### Exercise
Reproduce the listing in full. Omit the pictures.

=== Section Start ===

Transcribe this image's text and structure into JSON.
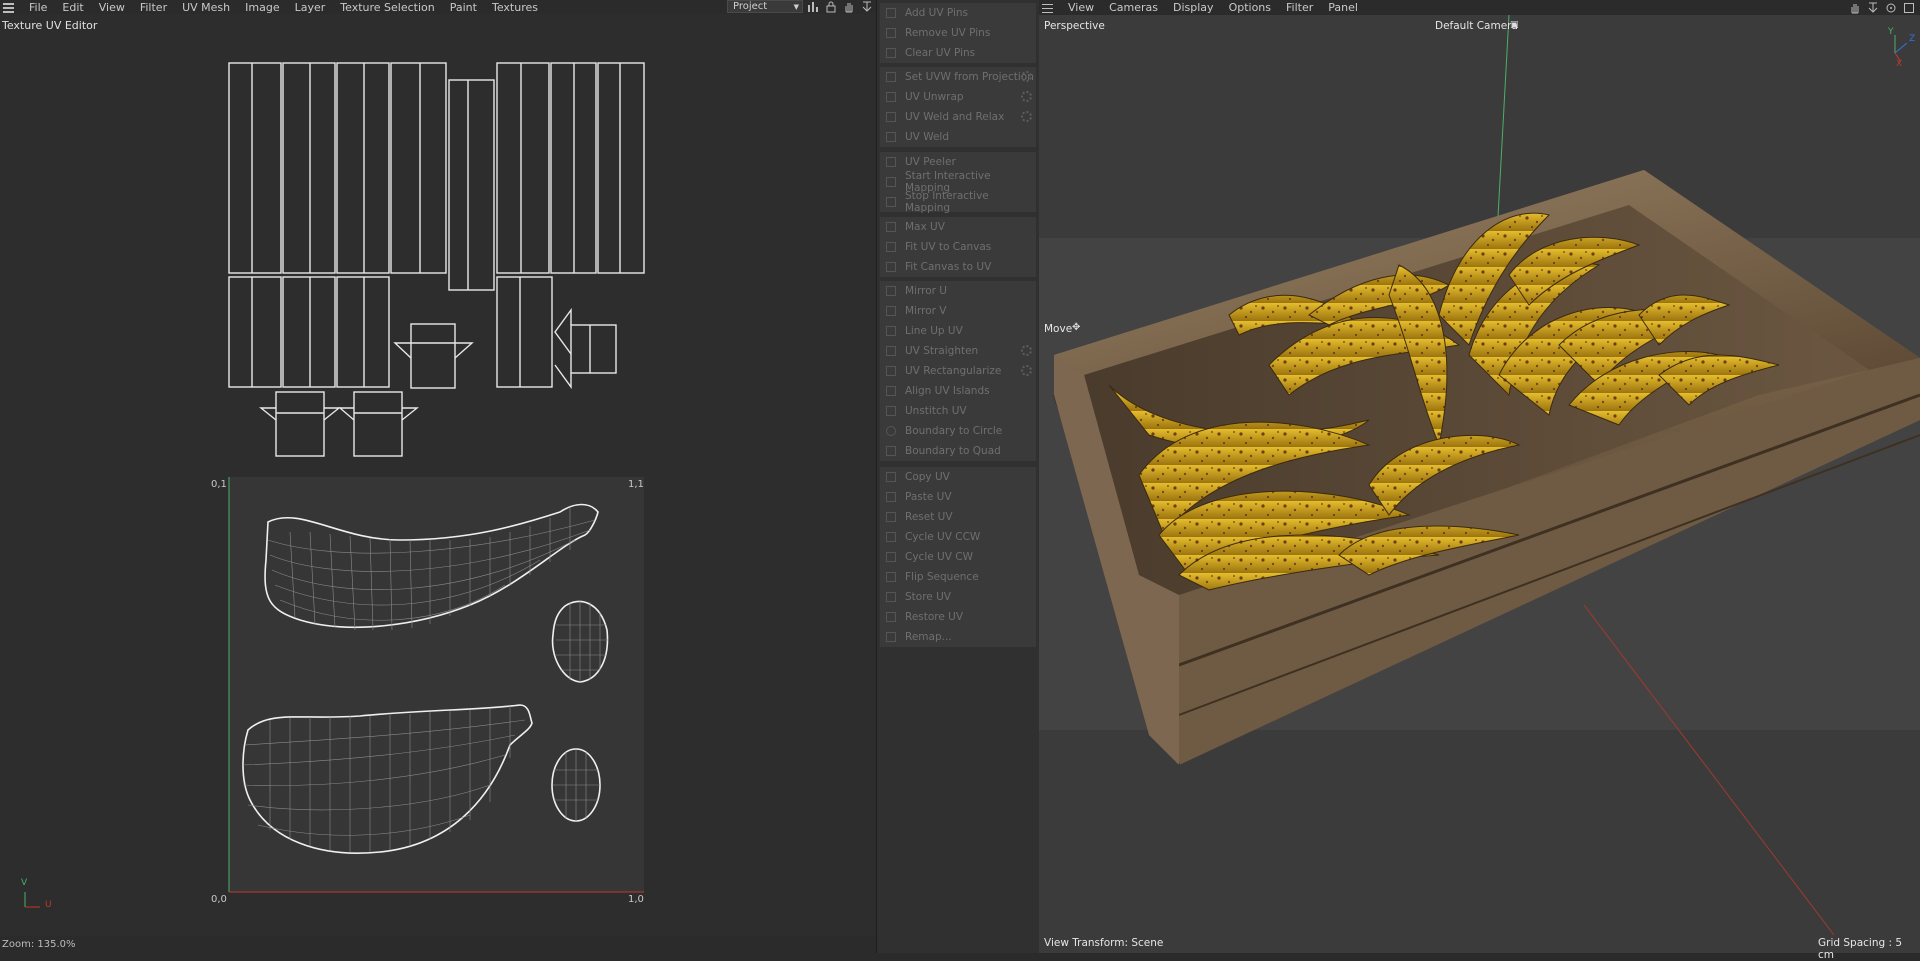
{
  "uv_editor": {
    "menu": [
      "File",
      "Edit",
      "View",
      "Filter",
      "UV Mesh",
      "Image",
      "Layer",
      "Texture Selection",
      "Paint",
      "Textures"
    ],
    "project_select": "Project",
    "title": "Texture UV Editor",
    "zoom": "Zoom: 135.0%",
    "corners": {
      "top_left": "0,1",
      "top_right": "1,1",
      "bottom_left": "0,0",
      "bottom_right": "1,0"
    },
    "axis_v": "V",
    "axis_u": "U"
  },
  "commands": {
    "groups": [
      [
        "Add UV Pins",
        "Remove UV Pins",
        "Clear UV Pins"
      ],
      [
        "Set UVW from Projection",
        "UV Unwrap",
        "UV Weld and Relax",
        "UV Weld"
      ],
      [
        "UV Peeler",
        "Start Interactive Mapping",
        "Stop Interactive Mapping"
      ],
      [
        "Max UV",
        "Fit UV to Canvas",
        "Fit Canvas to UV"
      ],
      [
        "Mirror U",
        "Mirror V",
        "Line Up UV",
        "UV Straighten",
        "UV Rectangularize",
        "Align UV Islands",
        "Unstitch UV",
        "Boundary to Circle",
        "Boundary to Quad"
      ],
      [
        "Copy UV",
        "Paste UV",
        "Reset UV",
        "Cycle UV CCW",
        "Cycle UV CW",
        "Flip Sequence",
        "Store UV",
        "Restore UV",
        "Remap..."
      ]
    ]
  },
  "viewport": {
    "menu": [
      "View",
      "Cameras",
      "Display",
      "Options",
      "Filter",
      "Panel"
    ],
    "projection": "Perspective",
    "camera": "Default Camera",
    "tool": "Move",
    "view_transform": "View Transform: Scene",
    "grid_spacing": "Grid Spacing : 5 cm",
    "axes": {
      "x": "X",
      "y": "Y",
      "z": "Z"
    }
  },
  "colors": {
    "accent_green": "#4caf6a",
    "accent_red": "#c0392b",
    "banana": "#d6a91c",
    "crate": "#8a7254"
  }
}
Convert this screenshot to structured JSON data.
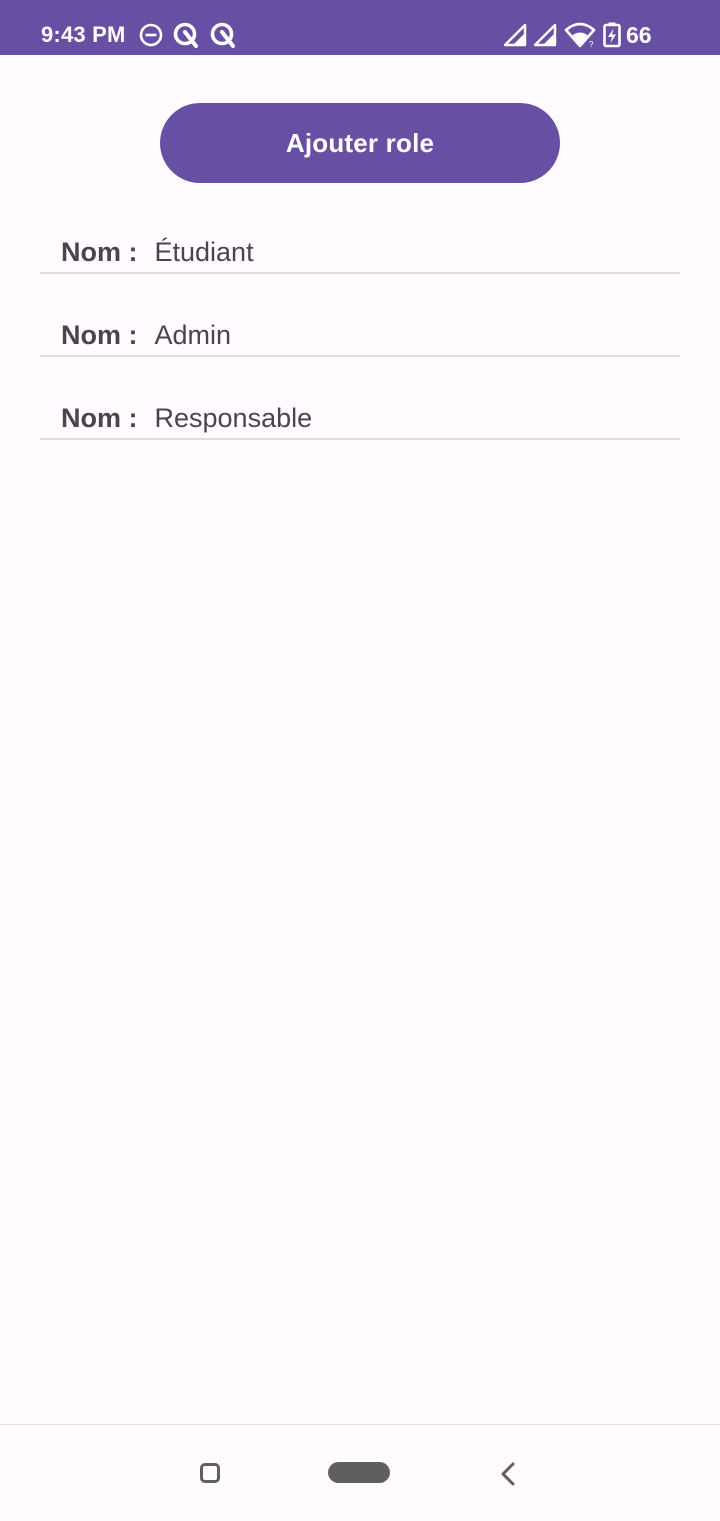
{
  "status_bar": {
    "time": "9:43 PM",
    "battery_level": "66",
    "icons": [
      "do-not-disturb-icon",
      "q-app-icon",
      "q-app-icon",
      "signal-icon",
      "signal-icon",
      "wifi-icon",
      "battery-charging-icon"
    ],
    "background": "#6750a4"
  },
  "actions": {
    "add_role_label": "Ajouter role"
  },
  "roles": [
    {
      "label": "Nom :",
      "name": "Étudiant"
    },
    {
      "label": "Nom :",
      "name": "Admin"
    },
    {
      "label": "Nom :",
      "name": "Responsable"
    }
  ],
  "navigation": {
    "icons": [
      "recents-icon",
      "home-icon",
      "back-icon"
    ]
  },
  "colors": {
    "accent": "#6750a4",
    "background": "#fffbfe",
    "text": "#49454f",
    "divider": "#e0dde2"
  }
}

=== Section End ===

### Your response
Transcribe this image's text and structure into JSON.
{
  "uv_editor": {
    "menu": [
      "File",
      "Edit",
      "View",
      "Filter",
      "UV Mesh",
      "Image",
      "Layer",
      "Texture Selection",
      "Paint",
      "Textures"
    ],
    "project_select": "Project",
    "title": "Texture UV Editor",
    "zoom": "Zoom: 135.0%",
    "corners": {
      "top_left": "0,1",
      "top_right": "1,1",
      "bottom_left": "0,0",
      "bottom_right": "1,0"
    },
    "axis_v": "V",
    "axis_u": "U"
  },
  "commands": {
    "groups": [
      [
        "Add UV Pins",
        "Remove UV Pins",
        "Clear UV Pins"
      ],
      [
        "Set UVW from Projection",
        "UV Unwrap",
        "UV Weld and Relax",
        "UV Weld"
      ],
      [
        "UV Peeler",
        "Start Interactive Mapping",
        "Stop Interactive Mapping"
      ],
      [
        "Max UV",
        "Fit UV to Canvas",
        "Fit Canvas to UV"
      ],
      [
        "Mirror U",
        "Mirror V",
        "Line Up UV",
        "UV Straighten",
        "UV Rectangularize",
        "Align UV Islands",
        "Unstitch UV",
        "Boundary to Circle",
        "Boundary to Quad"
      ],
      [
        "Copy UV",
        "Paste UV",
        "Reset UV",
        "Cycle UV CCW",
        "Cycle UV CW",
        "Flip Sequence",
        "Store UV",
        "Restore UV",
        "Remap..."
      ]
    ]
  },
  "viewport": {
    "menu": [
      "View",
      "Cameras",
      "Display",
      "Options",
      "Filter",
      "Panel"
    ],
    "projection": "Perspective",
    "camera": "Default Camera",
    "tool": "Move",
    "view_transform": "View Transform: Scene",
    "grid_spacing": "Grid Spacing : 5 cm",
    "axes": {
      "x": "X",
      "y": "Y",
      "z": "Z"
    }
  },
  "colors": {
    "accent_green": "#4caf6a",
    "accent_red": "#c0392b",
    "banana": "#d6a91c",
    "crate": "#8a7254"
  }
}
Convert this screenshot to structured JSON data.
{
  "status_bar": {
    "time": "9:43 PM",
    "battery_level": "66",
    "icons": [
      "do-not-disturb-icon",
      "q-app-icon",
      "q-app-icon",
      "signal-icon",
      "signal-icon",
      "wifi-icon",
      "battery-charging-icon"
    ],
    "background": "#6750a4"
  },
  "actions": {
    "add_role_label": "Ajouter role"
  },
  "roles": [
    {
      "label": "Nom :",
      "name": "Étudiant"
    },
    {
      "label": "Nom :",
      "name": "Admin"
    },
    {
      "label": "Nom :",
      "name": "Responsable"
    }
  ],
  "navigation": {
    "icons": [
      "recents-icon",
      "home-icon",
      "back-icon"
    ]
  },
  "colors": {
    "accent": "#6750a4",
    "background": "#fffbfe",
    "text": "#49454f",
    "divider": "#e0dde2"
  }
}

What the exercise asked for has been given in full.